Berra and Mantle are both in the Baseball Hall of Fame. Linz, although going on to become a very successful New York restaurateur and businessman, is still waiting for a call from the Rock and Roll Hall of Fame, or at least The Grand Old Opry.
If all the characters of an 85-year slapstick held a parade, oh, what a procession it would be:
Ed Whitson, the pitcher so spooked by booing fans that the Yankees announced in 1986 that the free-agent signee would pitch only on the road. Whitson, of course, might have been better received had he broken a few more bats and one less arm attached to manager Billy Martin.
Dan Cunningham's grounds crew, pausing while dragging the infield to drop their screens and form a Y-M-C-A chorus line.
Mel Hall, the outfielder who rigged out each of his uniform pants pockets with three pairs of batting gloves, so they would flap behind him on his occasional home-run trots. Hall also took the "Bronx Zoo" label a little too seriously, keeping cougars and mountain lions in his Trump Towers apartment and making things interesting in the Yankee Stadium clubhouse on Take Your Pet To Work Day.
Scott Harper, the fan who jumped down to and became a sitting dunce on the Yankee Stadium netting during a game in August 2000. That's when some people began referring to the net behind home plate as a "bipolar bear trap."
Oscar Gamble, the outfielder who was 6-foot-7 with his Afro and 5-foot-11 without. He had a promotional deal in place with the hair-grooming product Afro Sheen before, alas, George Steinbrenner ordered him to cut it out or, rather, off.
The Yankee Stadium bartender whom you don't want to ask for a Perrier or he'll disdainfully remind you, "This is the Bronx, not Paris."
The inimitable Mr. Wells, who once took the mound under a genuine Babe Ruth cap he'd purchased from a memorabilia dealer.
Jeffrey Maier. His name is all that needs to be said -- except for a repudiation of the rumor that he got two votes for postseason MVP in 1996, as the Yankees won their first World Series in 18 years.
Cliff Johnson, the affable but physically ferocious DH, who goosed himself out of the Bronx by messing up Rich Gossage's thumb during a shower room brawl in 1979.
The thousands of nameless bleacherites who shout out the names of the Yankees starters in the top of the first of every game.
Alex Rodriguez, slap-happy against Bronson Arroyo in the 2004 AL Championship Series; Carl Pavano, an American Idle even Simon Cowell loves; Billy Martin in an umpire's face; Reggie Jackson on a candy bar and the one-and-only Boss changing managers the way most people change channels.

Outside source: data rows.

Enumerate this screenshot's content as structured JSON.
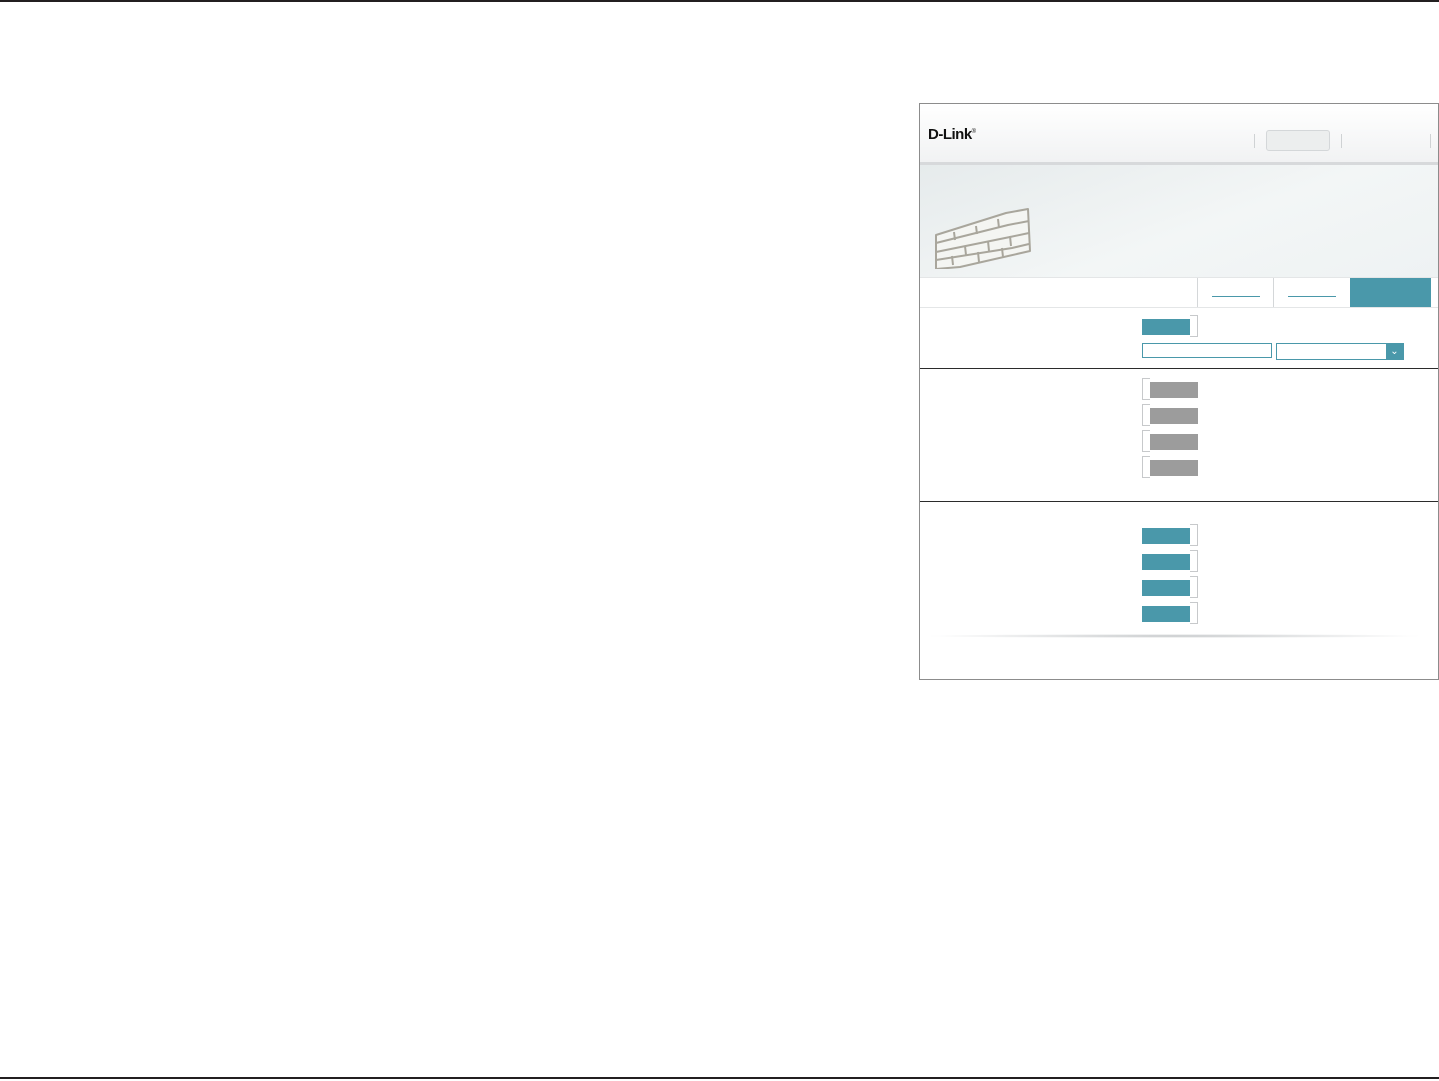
{
  "brand": {
    "logo_text": "D-Link",
    "logo_mark": "®"
  },
  "colors": {
    "accent": "#4a98aa",
    "toggle_off": "#9c9c9c",
    "frame_border": "#8c8c8c",
    "page_rule": "#231f20"
  },
  "icons": {
    "banner": "brick-wall-icon",
    "select_arrow": "chevron-down-icon"
  },
  "header": {
    "pill_label": "",
    "link_label": ""
  },
  "banner": {
    "title": ""
  },
  "tabs": [
    {
      "label": "",
      "active": false
    },
    {
      "label": "",
      "active": false
    },
    {
      "label": "",
      "active": true
    }
  ],
  "section1": {
    "toggle": {
      "label": "",
      "on": true
    },
    "address_input": {
      "value": "",
      "placeholder": ""
    },
    "schedule_select": {
      "value": ""
    }
  },
  "section2": {
    "toggles": [
      {
        "label": "",
        "on": false
      },
      {
        "label": "",
        "on": false
      },
      {
        "label": "",
        "on": false
      },
      {
        "label": "",
        "on": false
      }
    ]
  },
  "section3": {
    "toggles": [
      {
        "label": "",
        "on": true
      },
      {
        "label": "",
        "on": true
      },
      {
        "label": "",
        "on": true
      },
      {
        "label": "",
        "on": true
      }
    ]
  }
}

They all loved to entertain New York, and it was anything but unrequited love.